Such is financial innovation. From boardrooms of the financial district, the way business is conducted can change across the country.
We saw this in an article I shared where Carol Galley of Mercury Asset Management lobbied other institutional investor to effect changes at major UK bank in the 1990s. She was just being like her founding proprietor. But such change agents are rarely welcomed by incumbents meaning that the advocate must toe a fine line yet ensure the boat is rocked and rocked thoroughly otherwise status quo will hold and progress be stalled.

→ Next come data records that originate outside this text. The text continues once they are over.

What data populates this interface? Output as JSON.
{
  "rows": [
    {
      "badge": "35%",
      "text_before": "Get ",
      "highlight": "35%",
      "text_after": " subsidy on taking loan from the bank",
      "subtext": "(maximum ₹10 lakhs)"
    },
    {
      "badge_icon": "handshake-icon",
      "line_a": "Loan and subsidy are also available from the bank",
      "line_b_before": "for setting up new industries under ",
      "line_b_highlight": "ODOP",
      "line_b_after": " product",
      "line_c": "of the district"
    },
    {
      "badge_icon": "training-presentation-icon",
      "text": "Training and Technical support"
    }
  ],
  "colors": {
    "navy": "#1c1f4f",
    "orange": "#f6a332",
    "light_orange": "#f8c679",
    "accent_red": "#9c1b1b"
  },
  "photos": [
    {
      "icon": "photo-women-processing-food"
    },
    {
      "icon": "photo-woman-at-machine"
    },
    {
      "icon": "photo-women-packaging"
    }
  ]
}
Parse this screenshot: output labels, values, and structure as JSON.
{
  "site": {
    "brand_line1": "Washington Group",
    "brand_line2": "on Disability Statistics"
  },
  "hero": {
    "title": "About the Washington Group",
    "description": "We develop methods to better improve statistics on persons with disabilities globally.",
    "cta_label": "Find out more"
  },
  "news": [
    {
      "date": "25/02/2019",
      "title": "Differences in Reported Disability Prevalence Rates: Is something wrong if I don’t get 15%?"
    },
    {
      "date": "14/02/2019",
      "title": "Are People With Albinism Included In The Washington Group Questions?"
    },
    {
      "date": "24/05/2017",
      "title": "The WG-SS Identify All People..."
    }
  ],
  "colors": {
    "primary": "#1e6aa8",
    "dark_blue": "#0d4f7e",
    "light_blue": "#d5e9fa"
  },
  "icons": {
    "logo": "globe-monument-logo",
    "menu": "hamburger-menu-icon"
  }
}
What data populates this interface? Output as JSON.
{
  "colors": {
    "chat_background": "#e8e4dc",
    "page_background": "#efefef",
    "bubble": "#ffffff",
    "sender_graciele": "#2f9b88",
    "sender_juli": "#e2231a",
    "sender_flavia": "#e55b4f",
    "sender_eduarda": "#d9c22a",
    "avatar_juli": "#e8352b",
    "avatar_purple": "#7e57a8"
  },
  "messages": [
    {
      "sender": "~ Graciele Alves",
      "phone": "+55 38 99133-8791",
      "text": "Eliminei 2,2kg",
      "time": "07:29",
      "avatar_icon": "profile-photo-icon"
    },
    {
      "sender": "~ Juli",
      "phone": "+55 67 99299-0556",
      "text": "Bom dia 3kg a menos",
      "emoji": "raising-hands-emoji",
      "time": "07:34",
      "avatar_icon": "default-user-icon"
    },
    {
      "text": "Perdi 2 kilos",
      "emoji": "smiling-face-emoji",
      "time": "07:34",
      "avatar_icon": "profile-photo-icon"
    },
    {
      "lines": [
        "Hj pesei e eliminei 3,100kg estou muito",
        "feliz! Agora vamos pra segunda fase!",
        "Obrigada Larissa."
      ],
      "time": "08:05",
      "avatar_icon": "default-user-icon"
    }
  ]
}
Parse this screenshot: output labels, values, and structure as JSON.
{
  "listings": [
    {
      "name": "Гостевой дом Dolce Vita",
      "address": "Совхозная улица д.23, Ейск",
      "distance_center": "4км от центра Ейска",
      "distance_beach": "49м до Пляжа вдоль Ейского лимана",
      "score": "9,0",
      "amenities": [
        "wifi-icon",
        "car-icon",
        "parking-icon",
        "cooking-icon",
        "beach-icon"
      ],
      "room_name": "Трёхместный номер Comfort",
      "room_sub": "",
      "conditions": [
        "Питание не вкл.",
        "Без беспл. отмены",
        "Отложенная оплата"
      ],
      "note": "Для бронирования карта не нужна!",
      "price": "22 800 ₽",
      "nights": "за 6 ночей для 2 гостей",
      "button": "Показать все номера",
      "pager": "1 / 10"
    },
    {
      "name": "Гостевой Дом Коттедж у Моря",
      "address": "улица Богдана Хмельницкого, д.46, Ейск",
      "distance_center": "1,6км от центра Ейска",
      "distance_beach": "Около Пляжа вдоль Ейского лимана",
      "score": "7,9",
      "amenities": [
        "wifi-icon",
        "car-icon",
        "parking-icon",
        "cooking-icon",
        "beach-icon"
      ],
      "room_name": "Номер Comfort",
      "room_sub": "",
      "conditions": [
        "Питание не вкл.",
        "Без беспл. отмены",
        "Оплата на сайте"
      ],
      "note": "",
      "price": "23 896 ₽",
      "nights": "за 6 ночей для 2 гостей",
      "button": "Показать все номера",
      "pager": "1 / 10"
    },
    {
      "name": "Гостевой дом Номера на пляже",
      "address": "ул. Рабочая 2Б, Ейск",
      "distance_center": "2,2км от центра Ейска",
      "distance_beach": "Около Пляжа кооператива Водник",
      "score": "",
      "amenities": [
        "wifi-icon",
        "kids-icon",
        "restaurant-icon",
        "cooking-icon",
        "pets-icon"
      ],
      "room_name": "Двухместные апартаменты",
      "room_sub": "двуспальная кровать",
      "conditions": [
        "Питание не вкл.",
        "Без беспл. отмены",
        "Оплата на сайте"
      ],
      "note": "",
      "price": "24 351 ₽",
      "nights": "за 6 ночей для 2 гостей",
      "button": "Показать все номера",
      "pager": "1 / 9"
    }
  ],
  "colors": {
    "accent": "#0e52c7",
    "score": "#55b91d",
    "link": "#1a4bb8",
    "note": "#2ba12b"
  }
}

We can almost hear the opening bell of the Victoria Securities Exchange now. Will it attract the much-needed capital? Three months ago, an errand led me to the offices of the oldest stockbroking firm in Gaborone which was once a joint venture with a local brokerage at a time when Zimbabwe was leading the drive to develop stock exchanges in the region.
As I sat in the boardroom, I was drawn to the tombstones on the wall — listings and rights issues the firm had sponsored. I rose to tour closely and so did my hosts. It was good to reminisce. As I drove off, the romantic nostalgia waned. Why was that market still so small and so illiquid given its stable environment?
A couple of years ago we read that Seed Co International operates under the International Financial Services Centre regime in that country yet we see little activity in the underlying market. What would make the Victoria Falls Securities Exchange different? Probably the good-old merchant banker and the entrepreneur, even better if the two are one.
Email: [email protected] /Twitter: @mthimz